While visiting the State Fair: ‘Thank A Farmer’
During the State Fair, which will run from Sept. 24 through Oct. 3 at The Meadow Event Park in Caroline County, Farm Bureau will be emphasizing the importance of farming. The organization’s Farm Safety Advisory Committee is spearheading an effort to demonstrate to farmers how much the public supports their work.
Visitors to Farm Bureau’s exhibit space will be encouraged to write messages or draw pictures that illustrate how much they appreciate farmers providing them with food, fiber and fuel. They also will be asked to share their support on social media using the hashtag, #VaLovesFarmers.

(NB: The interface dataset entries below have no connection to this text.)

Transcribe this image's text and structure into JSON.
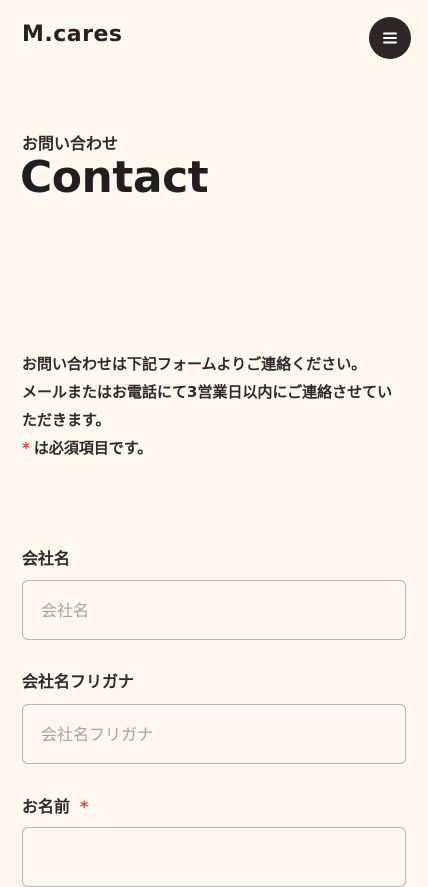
{
  "header": {
    "logo": "M.cares",
    "menu_icon": "hamburger-icon"
  },
  "page": {
    "subtitle": "お問い合わせ",
    "title": "Contact"
  },
  "intro": {
    "line1": "お問い合わせは下記フォームよりご連絡ください。",
    "line2": "メールまたはお電話にて3営業日以内にご連絡させていただきます。",
    "required_star": "*",
    "required_note": "は必須項目です。"
  },
  "form": {
    "company": {
      "label": "会社名",
      "placeholder": "会社名",
      "value": ""
    },
    "company_kana": {
      "label": "会社名フリガナ",
      "placeholder": "会社名フリガナ",
      "value": ""
    },
    "name": {
      "label": "お名前",
      "required_star": "*"
    }
  },
  "colors": {
    "background": "#fdf7ee",
    "text": "#2b2b2b",
    "required": "#e0443e",
    "menu_button": "#2a2826"
  }
}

“Farmers do so much for Virginians, and they work hard every day. Farming can be extremely stressful and adversely affect farmers’ mental health,” explained Dana Fisher, chair of the VFBF safety committee. “We wanted a tangible way for the public to show its support of farmers. And since so many people visit the State Fair, we thought this would be a good place to kick off this program.”
Children will be able to fill in farm-themed coloring sheets using soy-based crayons, and adults can provide hand-written messages of thanks and encouragement. Drawings and notes will be displayed beside the Meadow Pavilion.
After the fair, the display will be exhibited at the VFBF Annual Convention, one of the state’s largest annual gatherings of farmers.
Additionally, some fairgoers will be interviewed about their thoughts on agriculture and farmers. Those videotaped messages will be shared on social media.
“Agriculture remains the foundation of Virginia’s economy and our largest private industry,” said Brad Copenhaver, commissioner of the Virginia Department of Agriculture and Consumer Services. “In addition to providing us with food, fiber and fuel, agriculture can also support recreation, tourism, wildlife habitat, biodiversity, land conservation and flood mitigation, and improve water quality, soil health and carbon sequestration. The Thank A Farmer program lets farmers know how much we appreciate their contributions to our everyday lives and as stewards of our land, water and other natural resources.”
Fair visitors will be able to explore the importance of Virginia agriculture through interactive features of the Farm Bureau exhibit. Among the activities will be a tractor simulator equipped with videos that let people steer their way through a day on the farm. Fairgoers also can enjoy learning the benefits of Virginia’s commodities by selecting from several short videos on a farm products display.
“There will be a lot of interactive, self-guided activities,” said Whitney Perkins, assistant director of agriculture, development and innovation, who is heading up the organization’s presence at the fair. “We’ve geared the content in a way that everyone can learn something.”
Children will be able to get hands-on and match products with corresponding agriculture commodities through a tactile My Plate activity board. In addition, they can rotate through various Virginia farming facts on a silo equipped with a digital display and tractor steering wheel.